The subsidised screening is available every three years for those who have no known chronic ailments.

* $5 subsidised health screening available for Singaporeans under 40 found at risk of diabetes
By Lim Min Zhang, The Straits Times, 19 Sep 2017

Younger Singaporeans can now qualify for subsidised health screening if they are found to be at risk of diabetes after completing an online questionnaire.

Those aged 18 to 39 need to pay at most $5, if they are found to be at risk by the Ministry of Health’s Diabetes Risk Assessment (DRA) tool at the online health portal HealthHub.

Those eligible will qualify for health screening for diabetes, high blood pressure and high cholesterol, under the enhanced Screen for Life health screening programme.

About 15,000 Singaporeans have checked their diabetes risk through the self-assessment test since it was rolled out on Sept 1.

Minister for Health Gan Kim Yong, who was the guest of honour at the opening of a roadshow at One Raffles Place to encourage more people to do the self-assessment, said that the tool is targeted primarily at this group.

“While most of us think that age is a key factor for diabetes... age is not the only factor. Depending on your family history and lifestyle, these are also very important risk factors,” he said on Tuesday (Sept 19).

“I think it’s very important for us to have a very targeted approach to this younger group, to help them identify whether they are among the high-risk group, and to take action against it.”

The test consists of eight questions for women and seven for men that take into account factors such as age, gender, family history of diabetes, body mass index and personal history of hypertension.

With this information, an individual’s current risk of undiagnosed diabetes is assessed. The result does not reflect lifetime risk, as a person’s risk may vary with changes in some of the factors.

The initiative is part of the ministry’s disease prevention efforts, which also include awareness campaigns and a $20 million investment to promote healthier ingredients, first announced in March.

The health screening subsidies are available for up to five conditions - diabetes, high blood pressure, high cholesterol and cervical and colorectal cancers.

The DRA tool is accessible on HealthHub at

At the roadshow, which ends on Wednesday, Mr Gan toured the booths, which contained information about the DRA tool, Screen for Life subsidies and the HealthHub Track app, a free personal health management app by the Health Promotion Board.

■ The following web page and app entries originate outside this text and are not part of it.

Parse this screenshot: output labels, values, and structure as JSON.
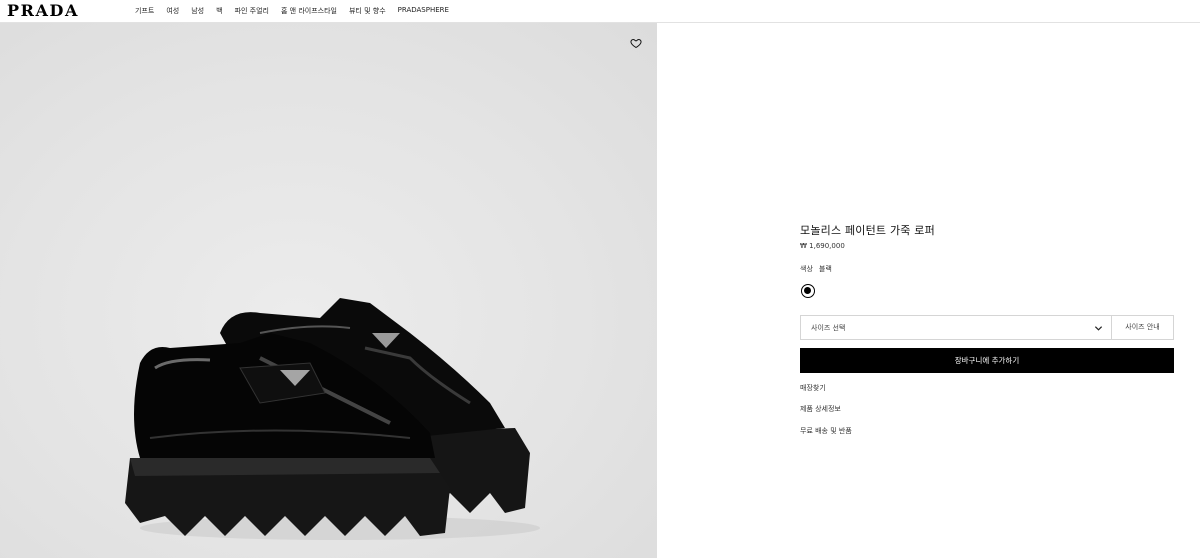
{
  "header": {
    "logo": "PRADA",
    "nav": [
      "기프트",
      "여성",
      "남성",
      "백",
      "파인 주얼리",
      "홈 앤 라이프스타일",
      "뷰티 및 향수",
      "PRADASPHERE"
    ]
  },
  "product": {
    "title": "모놀리스 페이턴트 가죽 로퍼",
    "price": "₩ 1,690,000",
    "color_label": "색상",
    "color_value": "블랙",
    "swatch_color": "#000000",
    "size_select_label": "사이즈 선택",
    "size_guide_label": "사이즈 안내",
    "add_to_cart_label": "장바구니에 추가하기",
    "links": [
      "매장찾기",
      "제품 상세정보",
      "무료 배송 및 반품"
    ]
  },
  "icons": {
    "wishlist": "heart-outline-icon",
    "dropdown": "chevron-down-icon"
  },
  "colors": {
    "image_background": "#e4e4e4",
    "cta_background": "#000000",
    "cta_text": "#ffffff",
    "border": "#d5d5d5"
  }
}
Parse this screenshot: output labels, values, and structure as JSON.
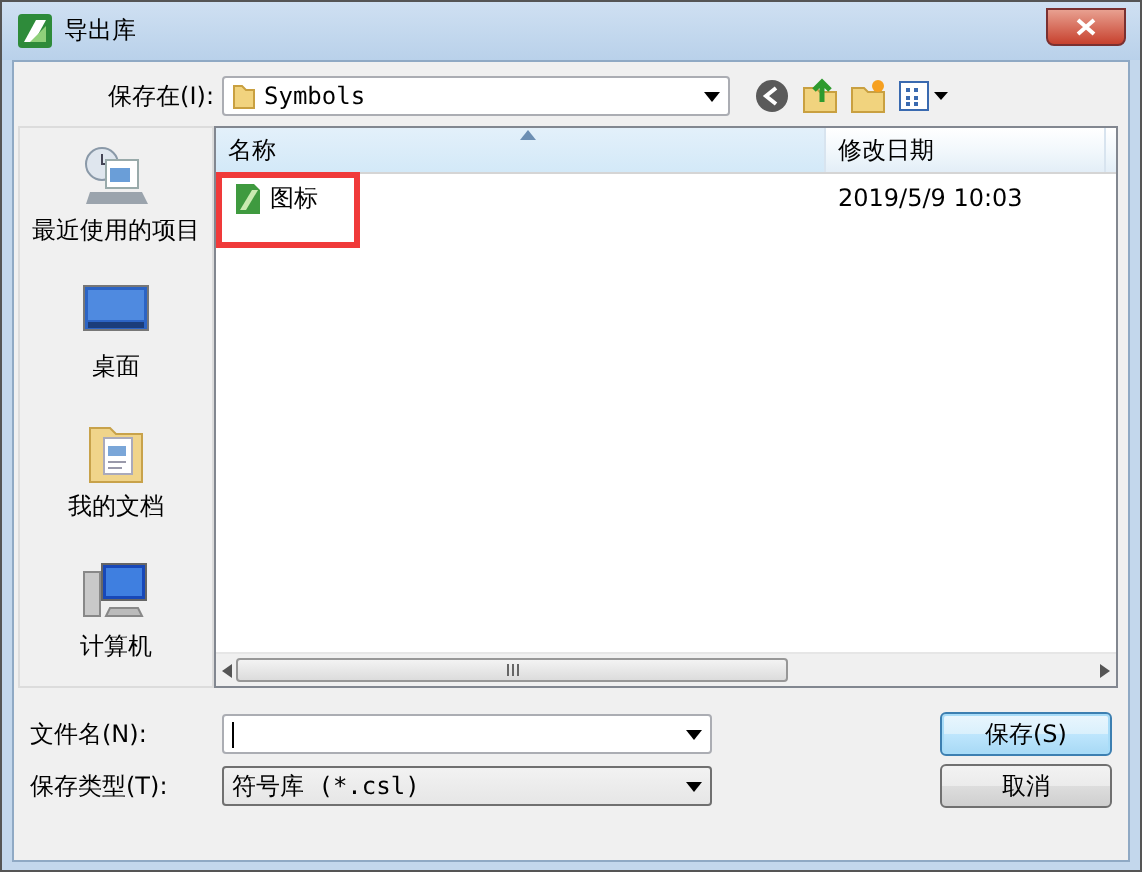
{
  "window": {
    "title": "导出库"
  },
  "save_in": {
    "label": "保存在(I):",
    "value": "Symbols"
  },
  "places": [
    {
      "kind": "recent",
      "label": "最近使用的项目"
    },
    {
      "kind": "desktop",
      "label": "桌面"
    },
    {
      "kind": "documents",
      "label": "我的文档"
    },
    {
      "kind": "computer",
      "label": "计算机"
    }
  ],
  "file_list": {
    "columns": [
      {
        "label": "名称",
        "sorted": true
      },
      {
        "label": "修改日期",
        "sorted": false
      }
    ],
    "rows": [
      {
        "name": "图标",
        "modified": "2019/5/9 10:03",
        "highlighted": true
      }
    ]
  },
  "file_name": {
    "label": "文件名(N):"
  },
  "save_type": {
    "label": "保存类型(T):",
    "value": "符号库 (*.csl)"
  },
  "buttons": [
    {
      "label": "保存(S)",
      "default": true
    },
    {
      "label": "取消",
      "default": false
    }
  ]
}
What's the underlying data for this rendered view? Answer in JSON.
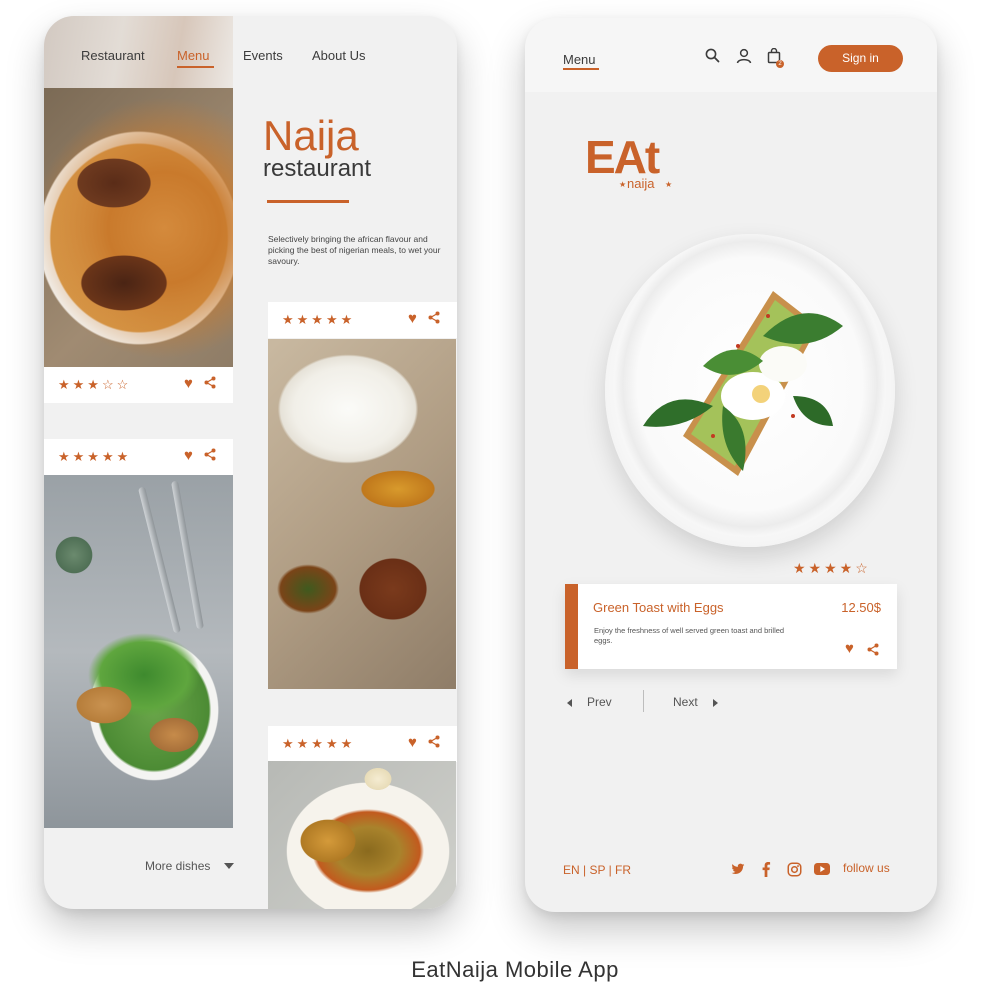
{
  "caption": "EatNaija Mobile App",
  "colors": {
    "accent": "#c9622a",
    "background": "#f1f1f1",
    "text": "#3c3c3c"
  },
  "left_screen": {
    "nav": {
      "items": [
        {
          "label": "Restaurant"
        },
        {
          "label": "Menu",
          "active": true
        },
        {
          "label": "Events"
        },
        {
          "label": "About Us"
        }
      ]
    },
    "hero": {
      "title": "Naija",
      "subtitle": "restaurant",
      "description": "Selectively bringing the african flavour and picking the best of nigerian meals, to wet your savoury."
    },
    "cards": [
      {
        "image": "jollof-rice-chicken",
        "rating": 3,
        "max_rating": 5
      },
      {
        "image": "white-rice-chicken-plantain",
        "rating": 5,
        "max_rating": 5
      },
      {
        "image": "salad-bowl",
        "rating": 5,
        "max_rating": 5
      },
      {
        "image": "egusi-soup",
        "rating": 5,
        "max_rating": 5
      }
    ],
    "more_dishes_label": "More dishes"
  },
  "right_screen": {
    "header": {
      "menu_label": "Menu",
      "icons": [
        "search-icon",
        "user-icon",
        "bag-icon"
      ],
      "cart_count": "2",
      "sign_in_label": "Sign in"
    },
    "logo": {
      "main": "EAt",
      "sub": "naija"
    },
    "featured": {
      "rating": 4,
      "max_rating": 5,
      "name": "Green Toast with Eggs",
      "price": "12.50$",
      "description": "Enjoy the freshness of well served green toast and brilled eggs."
    },
    "pager": {
      "prev_label": "Prev",
      "next_label": "Next"
    },
    "footer": {
      "languages": "EN | SP | FR",
      "social_icons": [
        "twitter-icon",
        "facebook-icon",
        "instagram-icon",
        "youtube-icon"
      ],
      "follow_label": "follow us"
    }
  }
}
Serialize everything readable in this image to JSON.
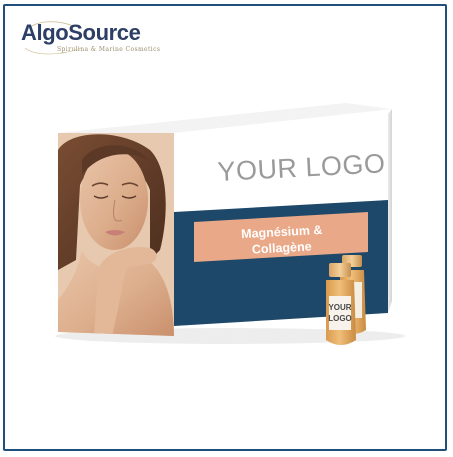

He stressed that health is an individual responsibility.

“The Government can do what we can to encourage, to support, to incentivise, but ultimately, each individual must take responsibility for his health.”

No comments:

Post a Comment